The series “1883” wastes no time showing us how precarious life was for wagon train pioneers heading west. For Elsa, the 18-year-old daughter of the pioneer family, the character most captivated by the beauty and freedom of the prairie, reality forces a grim reappraisal. “Winter can’t wait to have at us. Can’t wait to join with the land and run us off or kill us. If land can have emotions, this land hates. It hates us. And everyone can feel it.”
My great-grandparents must have felt the same. The harsh conditions on the Canadian prairie killed off scores of immigrants in the first year. According to family lore, a few of the men, including my great-grandfather, begged Baron Hirsch for money to enable them to move somewhere else. He was willing to provide it but warned them that the shtetl would have to split up—no community would take them all. So, they did. My great-grandparents made their way back across the prairie; a daughter was born in 1893 in a Manitoba town near the Minnesota border. Eventually, they settled in St. Paul, Minnesota, where my grandmother, mother, and I were all born.

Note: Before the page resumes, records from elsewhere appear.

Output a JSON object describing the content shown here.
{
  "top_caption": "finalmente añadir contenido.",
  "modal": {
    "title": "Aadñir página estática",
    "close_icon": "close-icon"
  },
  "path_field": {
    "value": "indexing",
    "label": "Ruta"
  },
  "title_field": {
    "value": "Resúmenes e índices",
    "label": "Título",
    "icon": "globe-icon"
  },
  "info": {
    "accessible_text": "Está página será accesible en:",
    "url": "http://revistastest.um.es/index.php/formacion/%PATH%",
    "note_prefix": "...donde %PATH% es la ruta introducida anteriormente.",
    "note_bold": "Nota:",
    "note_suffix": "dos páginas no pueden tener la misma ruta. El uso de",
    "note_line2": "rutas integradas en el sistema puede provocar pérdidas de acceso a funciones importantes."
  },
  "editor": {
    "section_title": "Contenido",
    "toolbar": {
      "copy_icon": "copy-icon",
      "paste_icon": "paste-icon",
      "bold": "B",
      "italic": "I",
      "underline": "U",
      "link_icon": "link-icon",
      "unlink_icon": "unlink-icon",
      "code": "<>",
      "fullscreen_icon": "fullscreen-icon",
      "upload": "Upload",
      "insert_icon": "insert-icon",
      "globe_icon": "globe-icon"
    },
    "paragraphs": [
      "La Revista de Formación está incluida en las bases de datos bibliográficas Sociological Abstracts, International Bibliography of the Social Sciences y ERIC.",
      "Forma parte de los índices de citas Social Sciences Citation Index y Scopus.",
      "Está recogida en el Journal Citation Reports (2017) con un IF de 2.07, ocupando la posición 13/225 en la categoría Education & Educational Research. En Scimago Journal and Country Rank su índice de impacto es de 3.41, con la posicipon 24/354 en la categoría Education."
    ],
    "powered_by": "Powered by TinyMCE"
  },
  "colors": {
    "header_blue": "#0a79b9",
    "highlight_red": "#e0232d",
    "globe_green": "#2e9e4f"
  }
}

For the survivors of such an odyssey—whether fictional or familial—reaching your destination is not the end of the struggle, only the start of a new chapter. A foreign language awaits you, an unfamiliar culture perplexes you, the need to put food on the table hounds you every day.
My great-grandparents got by, somehow. Their immigrant story is both particular and universal—their children grew up as Americans, and for their grandchildren, the “Old Country” was ancient history. The family tree that nearly froze on the Canadian prairie sunk deep roots in America, a tree that continues to grow and thrive.

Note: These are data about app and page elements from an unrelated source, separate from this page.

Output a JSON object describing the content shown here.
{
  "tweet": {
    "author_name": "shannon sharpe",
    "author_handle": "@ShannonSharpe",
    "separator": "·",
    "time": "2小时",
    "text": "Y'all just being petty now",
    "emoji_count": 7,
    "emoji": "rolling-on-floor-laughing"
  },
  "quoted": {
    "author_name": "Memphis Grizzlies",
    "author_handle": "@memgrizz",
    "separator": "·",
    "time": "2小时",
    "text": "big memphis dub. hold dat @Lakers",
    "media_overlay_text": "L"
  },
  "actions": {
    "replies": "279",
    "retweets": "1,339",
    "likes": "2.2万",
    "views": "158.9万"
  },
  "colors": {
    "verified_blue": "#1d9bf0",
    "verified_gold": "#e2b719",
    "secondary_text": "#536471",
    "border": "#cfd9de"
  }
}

I am three generations removed from the struggles my immigrant great-grandparents faced, for my grandchildren, it’s five generations. We had the good fortune of being born long after our ancestors did all the hard things. There is so much unmerited luck in where and when you are born. Dreadful is the person who embodies the expression “born on third base, thinks he hit a triple.” We should feel gratitude to those who survived the struggle and made our lives possible. Humility in our good fortune. And empathy for those whose immigrant struggle is not generations past but happening right now.
Which brings me back to Ukraine, the place my ancestors left 130 years ago. Some four million Ukrainians have fled the war that was unleashed upon them six weeks ago. Some might settle in the countries where they’ve taken refuge; others might return to Ukraine when the war is over. They are all in the middle of a terrifying unknown. It will take tremendous strength and support to survive.

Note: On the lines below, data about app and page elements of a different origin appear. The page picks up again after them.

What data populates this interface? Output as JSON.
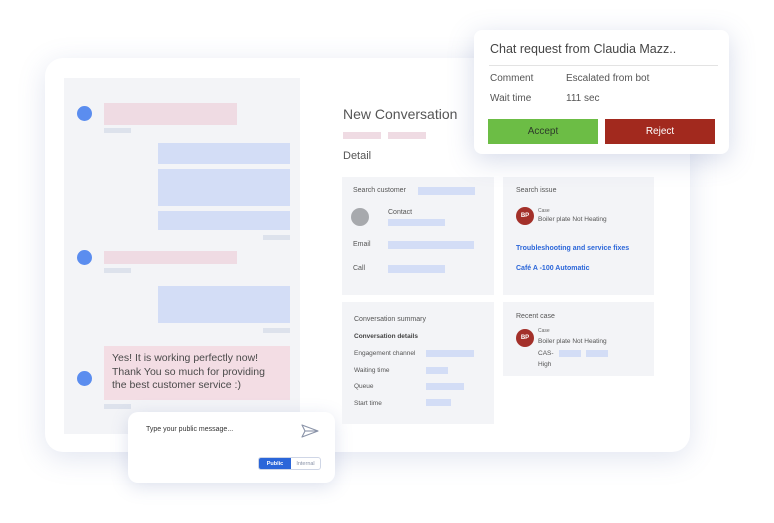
{
  "popup": {
    "title": "Chat request from Claudia Mazz..",
    "comment_label": "Comment",
    "comment_value": "Escalated from bot",
    "wait_label": "Wait time",
    "wait_value": "111 sec",
    "accept_label": "Accept",
    "reject_label": "Reject"
  },
  "conversation": {
    "title": "New Conversation",
    "detail_label": "Detail"
  },
  "chat": {
    "customer_message": "Yes! It is working perfectly now! Thank You so much for providing the best customer service :)"
  },
  "composer": {
    "placeholder": "Type your public message...",
    "public_label": "Public",
    "internal_label": "Internal"
  },
  "customer_card": {
    "search_label": "Search customer",
    "contact_label": "Contact",
    "email_label": "Email",
    "call_label": "Call"
  },
  "issue_card": {
    "search_label": "Search issue",
    "case_avatar": "BP",
    "case_tag": "Case",
    "case_title": "Boiler plate Not Heating",
    "link1": "Troubleshooting and service fixes",
    "link2": "Café A -100 Automatic"
  },
  "summary_card": {
    "title": "Conversation summary",
    "details_heading": "Conversation details",
    "engagement_label": "Engagement channel",
    "waiting_label": "Waiting time",
    "queue_label": "Queue",
    "start_label": "Start time"
  },
  "recent_card": {
    "title": "Recent case",
    "case_avatar": "BP",
    "case_tag": "Case",
    "case_title": "Boiler plate Not Heating",
    "cas_label": "CAS-",
    "priority": "High"
  },
  "colors": {
    "accept": "#6cbd45",
    "reject": "#a2291e",
    "accent": "#2b66d9",
    "avatar": "#a3302a"
  }
}
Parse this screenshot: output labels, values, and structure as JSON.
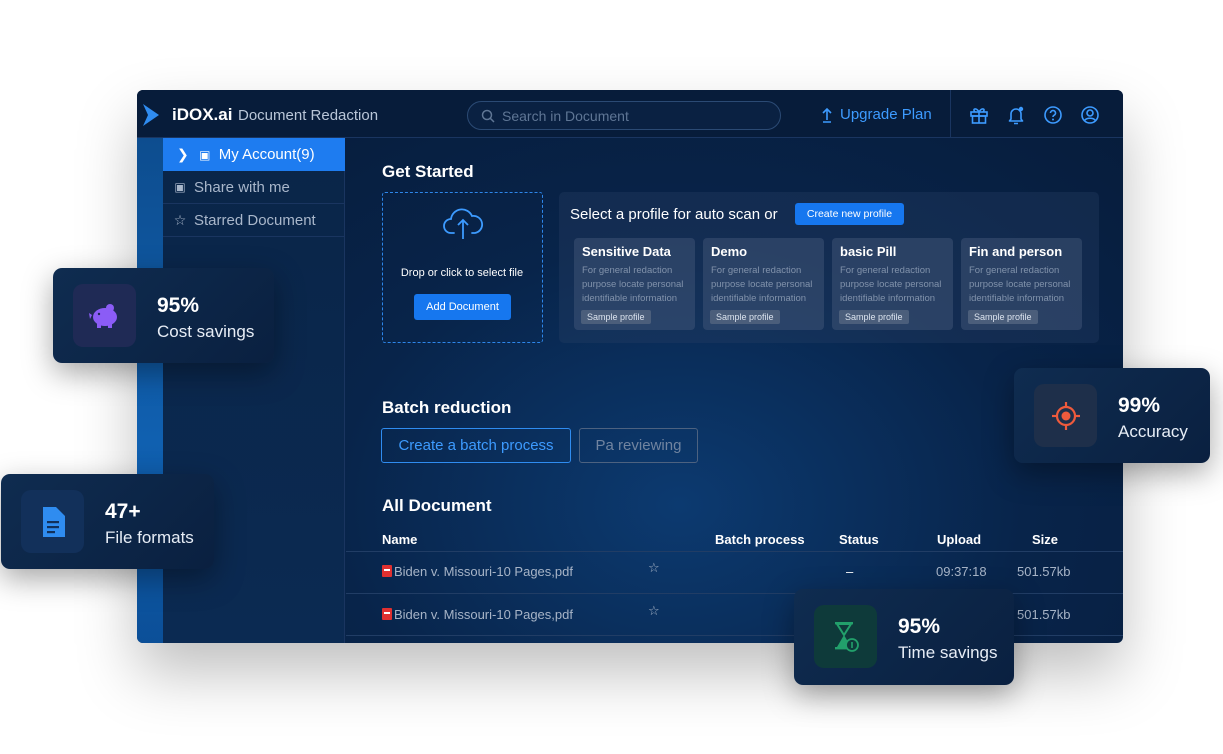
{
  "app": {
    "brand": "iDOX.ai",
    "title": "Document Redaction"
  },
  "search": {
    "placeholder": "Search in Document"
  },
  "topbar": {
    "upgrade_label": "Upgrade Plan",
    "icons": [
      "gift-icon",
      "bell-icon",
      "help-icon",
      "user-icon"
    ]
  },
  "sidebar": {
    "items": [
      {
        "label": "My Account(9)",
        "icon": "folder-icon",
        "active": true
      },
      {
        "label": "Share with me",
        "icon": "folder-icon"
      },
      {
        "label": "Starred Document",
        "icon": "star-icon"
      }
    ]
  },
  "get_started": {
    "title": "Get Started",
    "drop_text": "Drop or click to select file",
    "add_button": "Add Document",
    "profile_prompt": "Select a profile for auto scan or",
    "create_profile_button": "Create new profile",
    "profiles": [
      {
        "name": "Sensitive Data",
        "desc": "For general redaction purpose locate personal identifiable information",
        "tag": "Sample profile"
      },
      {
        "name": "Demo",
        "desc": "For general redaction purpose locate personal identifiable information",
        "tag": "Sample profile"
      },
      {
        "name": "basic Pill",
        "desc": "For general redaction purpose locate personal identifiable information",
        "tag": "Sample profile"
      },
      {
        "name": "Fin and person",
        "desc": "For general redaction purpose locate personal identifiable information",
        "tag": "Sample profile"
      }
    ]
  },
  "batch": {
    "title": "Batch reduction",
    "create_button": "Create a batch process",
    "reviewing_button": "Pa reviewing"
  },
  "documents": {
    "title": "All Document",
    "columns": [
      "Name",
      "Batch process",
      "Status",
      "Upload",
      "Size"
    ],
    "rows": [
      {
        "name": "Biden v. Missouri-10 Pages,pdf",
        "status": "–",
        "upload": "09:37:18",
        "size": "501.57kb"
      },
      {
        "name": "Biden v. Missouri-10 Pages,pdf",
        "status": "",
        "upload": "",
        "size": "501.57kb"
      }
    ]
  },
  "stats": [
    {
      "value": "95%",
      "label": "Cost savings",
      "icon": "piggy-bank-icon",
      "color": "#8b5cf6"
    },
    {
      "value": "47+",
      "label": "File formats",
      "icon": "document-icon",
      "color": "#2f8cf0"
    },
    {
      "value": "99%",
      "label": "Accuracy",
      "icon": "target-icon",
      "color": "#ef5a3c"
    },
    {
      "value": "95%",
      "label": "Time savings",
      "icon": "hourglass-icon",
      "color": "#22a06b"
    }
  ],
  "colors": {
    "accent": "#1677ef",
    "background": "#061a37",
    "sidebar_active": "#1e7cf0"
  }
}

Humanitarian aid to Ukraine is pouring in from all over the world. I’m proud to say that our local Jewish community has raised over a million dollars in just one month through the Minneapolis Jewish Federation’s Ukraine Campaign. TCJewfolk reports that those funds will support urgent necessities including community security, temporary housing, emergency needs in Jewish schools, and Aliyah-(immigration to Israel) related assistance.
One hundred and thirty years ago, philanthropy enabled my great-grandparents to escape Ukraine and build a new life. As the war in Ukraine continues to unfold, philanthropy enables us to transform our empathy into lifesaving support.
Meanwhile, the Ukrainians–those who have fled and those who have stayed–are doing what they must to survive. Wherever they find themselves, I pray they’ll soon reach the point where they can say, “Here, the journey ends. Here, we build (or rebuild) a home.” I hope their family trees will continue to grow, and eventually, flourish.
And, I hope their descendants will have reason to think they were born in a good place and time, looking back with gratitude and humility at those who did the hard things that made their lives possible.